## Data to examine:
>>>>>
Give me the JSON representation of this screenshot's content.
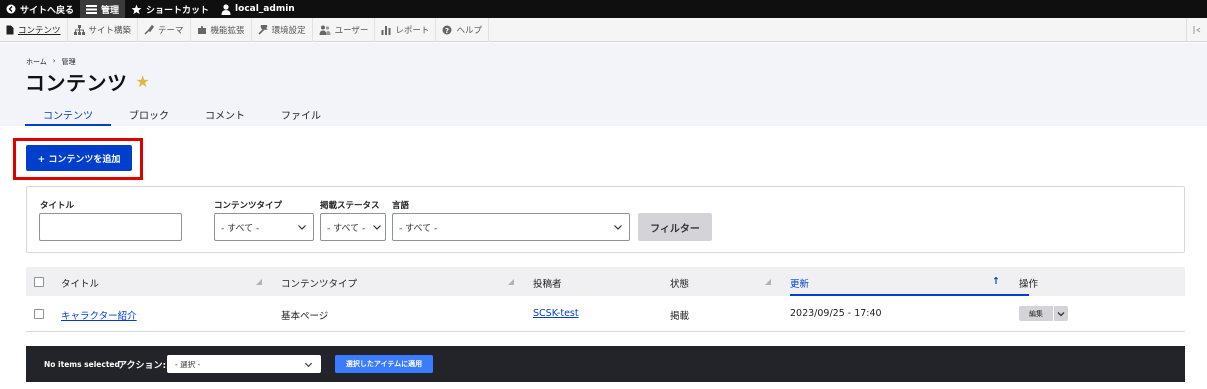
{
  "toolbar": {
    "back_to_site": "サイトへ戻る",
    "manage": "管理",
    "shortcuts": "ショートカット",
    "user": "local_admin"
  },
  "tray": {
    "items": [
      "コンテンツ",
      "サイト構築",
      "テーマ",
      "機能拡張",
      "環境設定",
      "ユーザー",
      "レポート",
      "ヘルプ"
    ]
  },
  "breadcrumb": {
    "home": "ホーム",
    "separator": "›",
    "manage": "管理"
  },
  "page": {
    "title": "コンテンツ",
    "star": "★"
  },
  "tabs": [
    "コンテンツ",
    "ブロック",
    "コメント",
    "ファイル"
  ],
  "add_button": "+ コンテンツを追加",
  "filters": {
    "title_label": "タイトル",
    "title_value": "",
    "type_label": "コンテンツタイプ",
    "type_value": "- すべて -",
    "status_label": "掲載ステータス",
    "status_value": "- すべて -",
    "lang_label": "言語",
    "lang_value": "- すべて -",
    "submit": "フィルター"
  },
  "table": {
    "headers": [
      "タイトル",
      "コンテンツタイプ",
      "投稿者",
      "状態",
      "更新",
      "操作"
    ],
    "sort_icon": "↑",
    "rows": [
      {
        "title": "キャラクター紹介",
        "type": "基本ページ",
        "author": "SCSK-test",
        "status": "掲載",
        "updated": "2023/09/25 - 17:40",
        "op": "編集"
      }
    ]
  },
  "bulk": {
    "no_items": "No items selected",
    "action_label": "アクション:",
    "select_value": "- 選択 -",
    "apply": "選択したアイテムに適用"
  },
  "colors": {
    "accent": "#003ecc",
    "highlight": "#e00000"
  }
}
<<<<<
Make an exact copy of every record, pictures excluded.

## Answer area:
Give me the JSON representation of this screenshot's content.
{
  "toolbar": {
    "back_to_site": "サイトへ戻る",
    "manage": "管理",
    "shortcuts": "ショートカット",
    "user": "local_admin"
  },
  "tray": {
    "items": [
      "コンテンツ",
      "サイト構築",
      "テーマ",
      "機能拡張",
      "環境設定",
      "ユーザー",
      "レポート",
      "ヘルプ"
    ]
  },
  "breadcrumb": {
    "home": "ホーム",
    "separator": "›",
    "manage": "管理"
  },
  "page": {
    "title": "コンテンツ",
    "star": "★"
  },
  "tabs": [
    "コンテンツ",
    "ブロック",
    "コメント",
    "ファイル"
  ],
  "add_button": "+ コンテンツを追加",
  "filters": {
    "title_label": "タイトル",
    "title_value": "",
    "type_label": "コンテンツタイプ",
    "type_value": "- すべて -",
    "status_label": "掲載ステータス",
    "status_value": "- すべて -",
    "lang_label": "言語",
    "lang_value": "- すべて -",
    "submit": "フィルター"
  },
  "table": {
    "headers": [
      "タイトル",
      "コンテンツタイプ",
      "投稿者",
      "状態",
      "更新",
      "操作"
    ],
    "sort_icon": "↑",
    "rows": [
      {
        "title": "キャラクター紹介",
        "type": "基本ページ",
        "author": "SCSK-test",
        "status": "掲載",
        "updated": "2023/09/25 - 17:40",
        "op": "編集"
      }
    ]
  },
  "bulk": {
    "no_items": "No items selected",
    "action_label": "アクション:",
    "select_value": "- 選択 -",
    "apply": "選択したアイテムに適用"
  },
  "colors": {
    "accent": "#003ecc",
    "highlight": "#e00000"
  }
}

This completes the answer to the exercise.